The gallery, which moved two years ago to a converted nursery-display shed on her husband’s three-acre farm, hosts shows on offbeat themes. Next up: “I Love Andy” (as in Warhol), for Valentine’s season. “I have a sense of humor,” Via says. “I like art that’s light and happy but also makes you think. I’m drawn to artists who are fun to represent.”

Currently, that artist is Carly Haffner, whose “New Work” features paintings in a primitive style associated with Grandma Moses, many of whose paintings are on permanent display at a farm museum: Vermont’s Shelburne Farms.

“Most of these paintings are of scenes right outside Carly’s window in Sag Harbor,” Via says. Haffner has shown at Bridgehampton’s Silas Marder Gallery — a barn. But this is the first display in her primitive style. Earlier works are here, too: toy-car mobiles and “Happy Face Monsters,” plus floral paintings in bright pastels.

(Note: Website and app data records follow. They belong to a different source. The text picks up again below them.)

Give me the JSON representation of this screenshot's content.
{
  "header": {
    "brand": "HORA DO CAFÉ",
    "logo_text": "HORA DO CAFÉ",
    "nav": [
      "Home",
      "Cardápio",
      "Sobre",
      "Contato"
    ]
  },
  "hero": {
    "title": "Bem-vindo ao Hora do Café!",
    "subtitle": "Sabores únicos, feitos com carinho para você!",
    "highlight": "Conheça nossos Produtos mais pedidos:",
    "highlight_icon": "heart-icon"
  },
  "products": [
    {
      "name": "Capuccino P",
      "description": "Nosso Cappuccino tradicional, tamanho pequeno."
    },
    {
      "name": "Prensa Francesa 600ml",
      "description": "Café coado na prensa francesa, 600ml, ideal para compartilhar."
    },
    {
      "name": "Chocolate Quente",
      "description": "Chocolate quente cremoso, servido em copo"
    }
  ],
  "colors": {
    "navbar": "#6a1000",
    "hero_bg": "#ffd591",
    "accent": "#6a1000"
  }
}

Once a month, the gallery, which has a stage and sound system, hosts local bands who get a chance to record. The gift shop is stocked with hippie-inspired fare. Where else could you buy art, kitsch and produce? Depending on the season, vegetables, fruit and herbs are on the menu.